▶ What you have to do
Where the word "Anyone" occurs in a line of the data, return the whole line.

Supplied material Block Start

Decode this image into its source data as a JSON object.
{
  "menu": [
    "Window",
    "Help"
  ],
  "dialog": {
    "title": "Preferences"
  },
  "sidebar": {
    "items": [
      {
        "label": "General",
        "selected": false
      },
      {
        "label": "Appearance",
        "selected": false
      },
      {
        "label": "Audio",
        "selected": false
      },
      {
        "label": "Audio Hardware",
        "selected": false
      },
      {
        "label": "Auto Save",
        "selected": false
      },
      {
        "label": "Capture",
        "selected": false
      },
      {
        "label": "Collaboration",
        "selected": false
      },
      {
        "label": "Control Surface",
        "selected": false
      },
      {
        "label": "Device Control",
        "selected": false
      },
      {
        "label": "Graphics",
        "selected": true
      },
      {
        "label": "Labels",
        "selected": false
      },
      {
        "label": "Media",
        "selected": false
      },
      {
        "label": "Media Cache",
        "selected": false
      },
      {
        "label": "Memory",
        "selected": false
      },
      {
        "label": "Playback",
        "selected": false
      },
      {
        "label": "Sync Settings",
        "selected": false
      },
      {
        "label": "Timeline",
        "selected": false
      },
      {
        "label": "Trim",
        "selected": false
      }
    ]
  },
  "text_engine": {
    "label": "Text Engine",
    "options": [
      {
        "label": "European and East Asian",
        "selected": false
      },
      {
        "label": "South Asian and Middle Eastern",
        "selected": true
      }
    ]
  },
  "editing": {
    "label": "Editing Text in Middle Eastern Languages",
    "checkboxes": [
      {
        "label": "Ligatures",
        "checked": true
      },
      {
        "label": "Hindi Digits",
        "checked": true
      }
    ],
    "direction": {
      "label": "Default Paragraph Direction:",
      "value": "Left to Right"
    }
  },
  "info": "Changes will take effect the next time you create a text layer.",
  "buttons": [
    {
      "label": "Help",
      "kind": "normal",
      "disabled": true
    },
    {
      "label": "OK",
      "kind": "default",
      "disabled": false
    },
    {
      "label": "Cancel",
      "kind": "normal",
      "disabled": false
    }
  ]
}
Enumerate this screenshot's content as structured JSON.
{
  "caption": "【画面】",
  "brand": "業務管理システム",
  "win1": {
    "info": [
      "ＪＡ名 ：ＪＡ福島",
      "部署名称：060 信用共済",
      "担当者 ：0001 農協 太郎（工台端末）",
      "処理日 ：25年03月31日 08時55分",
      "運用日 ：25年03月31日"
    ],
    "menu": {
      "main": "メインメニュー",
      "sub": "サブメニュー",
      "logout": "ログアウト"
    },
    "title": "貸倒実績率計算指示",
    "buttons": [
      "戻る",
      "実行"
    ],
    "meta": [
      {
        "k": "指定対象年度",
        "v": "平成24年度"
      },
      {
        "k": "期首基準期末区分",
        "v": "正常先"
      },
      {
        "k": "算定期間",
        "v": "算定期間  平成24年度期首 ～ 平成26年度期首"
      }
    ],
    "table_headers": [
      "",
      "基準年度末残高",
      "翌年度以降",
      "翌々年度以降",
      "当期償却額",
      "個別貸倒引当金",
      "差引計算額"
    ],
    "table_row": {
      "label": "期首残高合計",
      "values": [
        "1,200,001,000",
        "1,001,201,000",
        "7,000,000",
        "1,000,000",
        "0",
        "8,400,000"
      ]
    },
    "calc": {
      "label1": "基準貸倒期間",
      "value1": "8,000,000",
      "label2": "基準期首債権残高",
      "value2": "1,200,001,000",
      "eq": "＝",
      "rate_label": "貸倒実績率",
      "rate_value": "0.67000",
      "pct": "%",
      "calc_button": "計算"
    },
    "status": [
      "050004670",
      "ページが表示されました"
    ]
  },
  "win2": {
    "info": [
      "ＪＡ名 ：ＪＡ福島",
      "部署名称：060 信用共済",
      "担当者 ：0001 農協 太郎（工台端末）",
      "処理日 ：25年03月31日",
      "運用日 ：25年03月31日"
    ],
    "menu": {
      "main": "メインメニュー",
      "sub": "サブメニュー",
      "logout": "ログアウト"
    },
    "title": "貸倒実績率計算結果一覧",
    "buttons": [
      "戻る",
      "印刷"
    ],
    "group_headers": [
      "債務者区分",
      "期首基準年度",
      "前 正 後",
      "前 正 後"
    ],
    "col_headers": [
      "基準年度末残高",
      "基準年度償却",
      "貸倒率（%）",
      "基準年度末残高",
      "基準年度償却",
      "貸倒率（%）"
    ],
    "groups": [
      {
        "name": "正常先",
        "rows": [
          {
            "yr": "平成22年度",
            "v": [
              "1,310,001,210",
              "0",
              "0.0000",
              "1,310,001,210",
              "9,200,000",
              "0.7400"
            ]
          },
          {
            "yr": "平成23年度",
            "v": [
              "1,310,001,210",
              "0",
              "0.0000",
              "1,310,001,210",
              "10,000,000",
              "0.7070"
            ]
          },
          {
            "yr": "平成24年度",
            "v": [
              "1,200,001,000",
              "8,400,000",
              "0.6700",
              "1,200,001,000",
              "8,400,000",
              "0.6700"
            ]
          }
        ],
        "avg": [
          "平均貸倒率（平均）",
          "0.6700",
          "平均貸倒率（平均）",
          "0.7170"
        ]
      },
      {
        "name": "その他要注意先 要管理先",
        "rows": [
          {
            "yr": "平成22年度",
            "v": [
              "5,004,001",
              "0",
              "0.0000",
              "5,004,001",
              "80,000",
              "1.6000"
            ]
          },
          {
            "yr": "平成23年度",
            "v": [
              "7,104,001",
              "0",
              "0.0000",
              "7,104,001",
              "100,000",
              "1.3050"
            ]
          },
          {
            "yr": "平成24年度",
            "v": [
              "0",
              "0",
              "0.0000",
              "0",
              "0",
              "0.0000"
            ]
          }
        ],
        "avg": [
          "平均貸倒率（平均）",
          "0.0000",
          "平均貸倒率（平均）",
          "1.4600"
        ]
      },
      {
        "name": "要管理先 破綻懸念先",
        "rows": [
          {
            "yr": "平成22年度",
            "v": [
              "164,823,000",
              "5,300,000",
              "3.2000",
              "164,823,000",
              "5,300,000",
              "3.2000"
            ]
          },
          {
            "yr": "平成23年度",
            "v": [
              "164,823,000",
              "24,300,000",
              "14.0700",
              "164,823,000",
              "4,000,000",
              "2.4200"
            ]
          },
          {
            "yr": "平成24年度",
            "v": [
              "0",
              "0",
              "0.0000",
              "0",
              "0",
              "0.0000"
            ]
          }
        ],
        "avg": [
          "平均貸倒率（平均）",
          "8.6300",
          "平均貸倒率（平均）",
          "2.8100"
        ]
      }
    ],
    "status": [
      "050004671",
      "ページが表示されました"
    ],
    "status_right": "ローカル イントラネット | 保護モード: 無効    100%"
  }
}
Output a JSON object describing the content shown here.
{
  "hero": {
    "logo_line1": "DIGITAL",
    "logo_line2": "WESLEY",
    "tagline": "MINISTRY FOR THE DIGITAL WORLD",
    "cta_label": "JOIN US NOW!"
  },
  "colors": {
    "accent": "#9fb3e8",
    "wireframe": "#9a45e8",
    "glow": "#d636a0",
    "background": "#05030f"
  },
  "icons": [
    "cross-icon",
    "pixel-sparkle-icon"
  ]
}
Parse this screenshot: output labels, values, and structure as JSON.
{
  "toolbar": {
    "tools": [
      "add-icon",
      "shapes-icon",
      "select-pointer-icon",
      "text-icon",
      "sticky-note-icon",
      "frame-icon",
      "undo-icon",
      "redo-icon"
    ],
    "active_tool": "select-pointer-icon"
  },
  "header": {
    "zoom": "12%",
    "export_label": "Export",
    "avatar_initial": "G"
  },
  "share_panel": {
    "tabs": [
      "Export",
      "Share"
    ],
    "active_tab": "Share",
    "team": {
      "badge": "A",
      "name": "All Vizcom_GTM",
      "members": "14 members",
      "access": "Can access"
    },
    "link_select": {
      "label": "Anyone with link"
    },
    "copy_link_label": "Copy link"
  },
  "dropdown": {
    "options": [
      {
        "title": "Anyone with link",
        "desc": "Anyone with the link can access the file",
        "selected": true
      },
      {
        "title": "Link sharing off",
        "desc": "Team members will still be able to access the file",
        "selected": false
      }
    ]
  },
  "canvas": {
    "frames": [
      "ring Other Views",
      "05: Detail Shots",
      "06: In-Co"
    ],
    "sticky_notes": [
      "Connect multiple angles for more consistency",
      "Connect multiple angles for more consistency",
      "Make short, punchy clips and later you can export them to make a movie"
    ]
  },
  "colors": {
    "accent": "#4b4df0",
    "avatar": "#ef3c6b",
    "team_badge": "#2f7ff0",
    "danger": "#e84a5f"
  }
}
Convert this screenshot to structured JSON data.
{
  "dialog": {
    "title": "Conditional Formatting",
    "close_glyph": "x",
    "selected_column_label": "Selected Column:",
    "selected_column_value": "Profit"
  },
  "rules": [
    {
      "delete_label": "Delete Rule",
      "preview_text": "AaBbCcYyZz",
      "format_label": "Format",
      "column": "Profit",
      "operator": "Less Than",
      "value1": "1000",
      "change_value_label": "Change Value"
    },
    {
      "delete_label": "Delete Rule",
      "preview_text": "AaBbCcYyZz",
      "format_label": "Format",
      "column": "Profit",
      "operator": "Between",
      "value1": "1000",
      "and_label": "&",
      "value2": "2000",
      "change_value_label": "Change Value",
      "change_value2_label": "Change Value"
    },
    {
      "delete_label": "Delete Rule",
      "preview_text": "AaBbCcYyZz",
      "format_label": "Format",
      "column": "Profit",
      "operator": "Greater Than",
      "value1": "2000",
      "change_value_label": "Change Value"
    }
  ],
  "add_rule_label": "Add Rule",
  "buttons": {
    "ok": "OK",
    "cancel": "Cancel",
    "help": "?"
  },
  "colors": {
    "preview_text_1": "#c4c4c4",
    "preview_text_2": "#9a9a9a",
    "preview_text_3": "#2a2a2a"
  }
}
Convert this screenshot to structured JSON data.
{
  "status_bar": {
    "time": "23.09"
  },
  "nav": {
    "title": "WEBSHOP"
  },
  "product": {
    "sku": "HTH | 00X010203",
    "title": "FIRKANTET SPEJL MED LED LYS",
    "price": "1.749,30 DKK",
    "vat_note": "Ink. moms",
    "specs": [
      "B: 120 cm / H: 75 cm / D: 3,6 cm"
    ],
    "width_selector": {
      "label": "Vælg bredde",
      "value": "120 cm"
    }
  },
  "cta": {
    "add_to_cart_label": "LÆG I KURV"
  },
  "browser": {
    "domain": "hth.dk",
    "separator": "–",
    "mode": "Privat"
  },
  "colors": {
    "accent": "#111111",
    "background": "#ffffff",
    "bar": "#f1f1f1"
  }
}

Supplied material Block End

▶ Written reply
      "label": "Anyone with link"
        "title": "Anyone with link",
        "desc": "Anyone with the link can access the file",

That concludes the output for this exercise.